  • Meets DSM-IV (Diagnostic and Statistical Manual of Mental Disorders) criteria for primary, chronic PTSD
  • At least moderately severe symptoms, defined by a minimum total (frequency plus severity) Clinician-Administered PTSD Scale score greater than 50
  • Willing to undergo an independent clinical assessment and other ratings

Exclusion Criteria:

  • Diagnosis of schizophrenia, bipolar disorder, or other psychotic disorders
  • Psychiatric disorder due to a general medical condition
  • Current substance abuse or dependence
  • Acute suicide or homicide risk
  • Unstable or life-threatening medical condition
  • Primary diagnosis of borderline personality disorder, major depressive disorder, or major depression, melancholic subtype
  • Diagnosis of antisocial personality disorder
  • At least partial benefit from current treatment regimen
  • Unwillingness to discontinue current ineffective psycho- or pharmacotherapy
  • Inability to speak or read English
  Contacts and Locations
Choosing to participate in a study is an important personal decision. Talk with your doctor and family members or friends about deciding to join a study. To learn more about this study, you or your doctor may contact the study research staff using the Contacts provided below. For general information, see Learn About Clinical Studies.

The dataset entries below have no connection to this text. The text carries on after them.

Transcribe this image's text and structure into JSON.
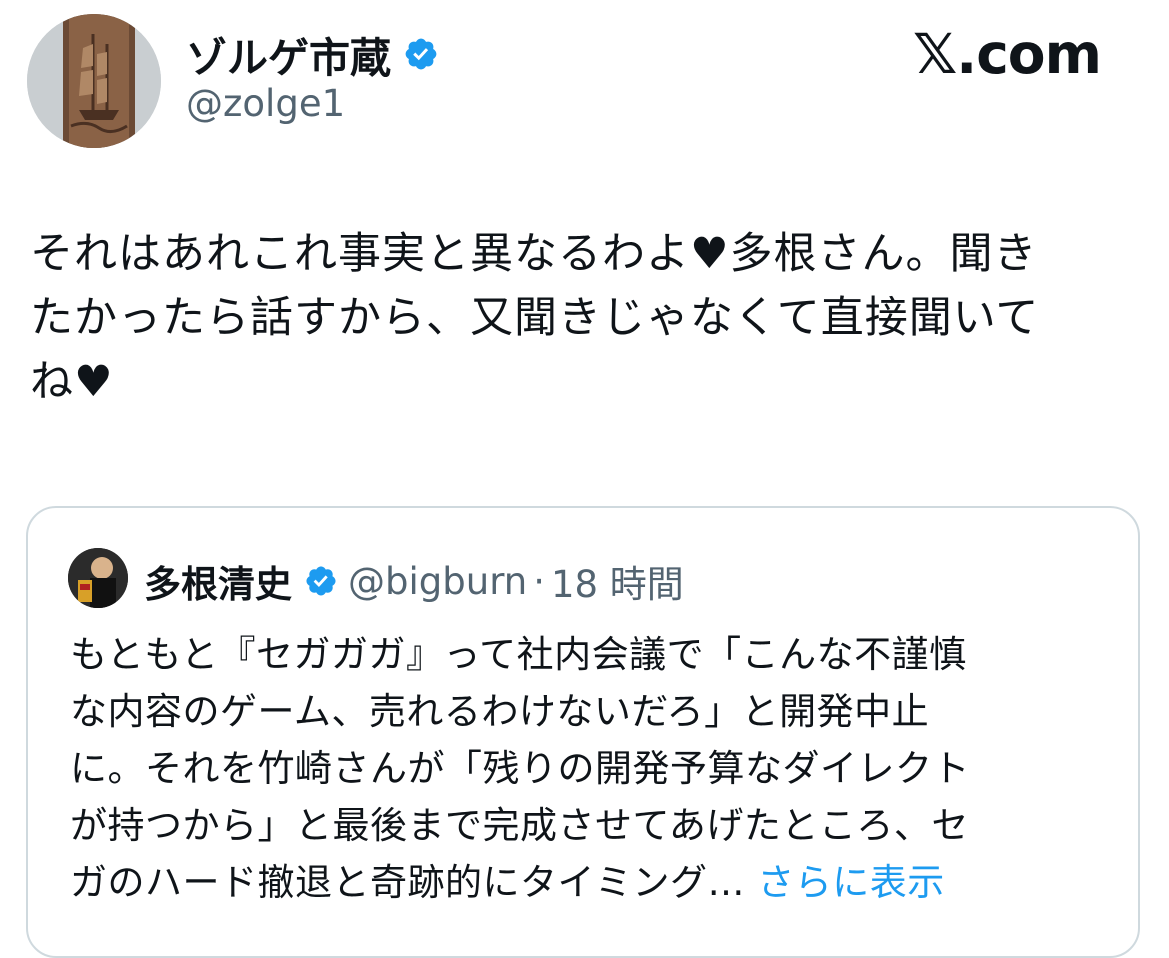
{
  "author": {
    "display_name": "ゾルゲ市蔵",
    "handle": "@zolge1",
    "verified_icon": "verified-badge-icon"
  },
  "brand": {
    "logo_text": "𝕏.com"
  },
  "tweet": {
    "text": "それはあれこれ事実と異なるわよ♥多根さん。聞き\nたかったら話すから、又聞きじゃなくて直接聞いて\nね♥"
  },
  "quote": {
    "display_name": "多根清史",
    "handle": "@bigburn",
    "separator": "·",
    "time": "18 時間",
    "text": "もともと『セガガガ』って社内会議で「こんな不謹慎\nな内容のゲーム、売れるわけないだろ」と開発中止\nに。それを竹崎さんが「残りの開発予算なダイレクト\nが持つから」と最後まで完成させてあげたところ、セ\nガのハード撤退と奇跡的にタイミング… ",
    "show_more": "さらに表示"
  },
  "colors": {
    "verified": "#1d9bf0",
    "link": "#1d9bf0",
    "secondary_text": "#536471",
    "border": "#cfd9de"
  }
}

Please refer to this study by its ClinicalTrials.gov identifier: NCT00739765

Locations
United States, New York
New York State Psychiatric Institute
New York, New York, United States, 10032
Sponsors and Collaborators
New York State Psychiatric Institute
Investigators
Principal Investigator: John C. Markowitz, MD New York State Psychiatric Institution
  More Information

Additional Information:
Publications:
Markowitz JC, Milrod B, Bleiberg KL, Marshall RD: Interpersonal factors in understanding and treating posttraumatic stress disorder. Journal of Psychiatric Practice 2009;15:133-140

Responsible Party: New York State Psychiatric Institute
ClinicalTrials.gov Identifier: NCT00739765     History of Changes
Other Study ID Numbers: #5660, R01 MH079078, R01MH079078
Study First Received: August 20, 2008
Last Updated: April 30, 2014
Health Authority: United States: Federal Government

Keywords provided by New York State Psychiatric Institute:
Trauma
Psychotherapy
Anxiety

Additional relevant MeSH terms:
Stress Disorders, Post-Traumatic
Stress Disorders, Traumatic
Anxiety Disorders
Mental Disorders

ClinicalTrials.gov processed this record on August 21, 2014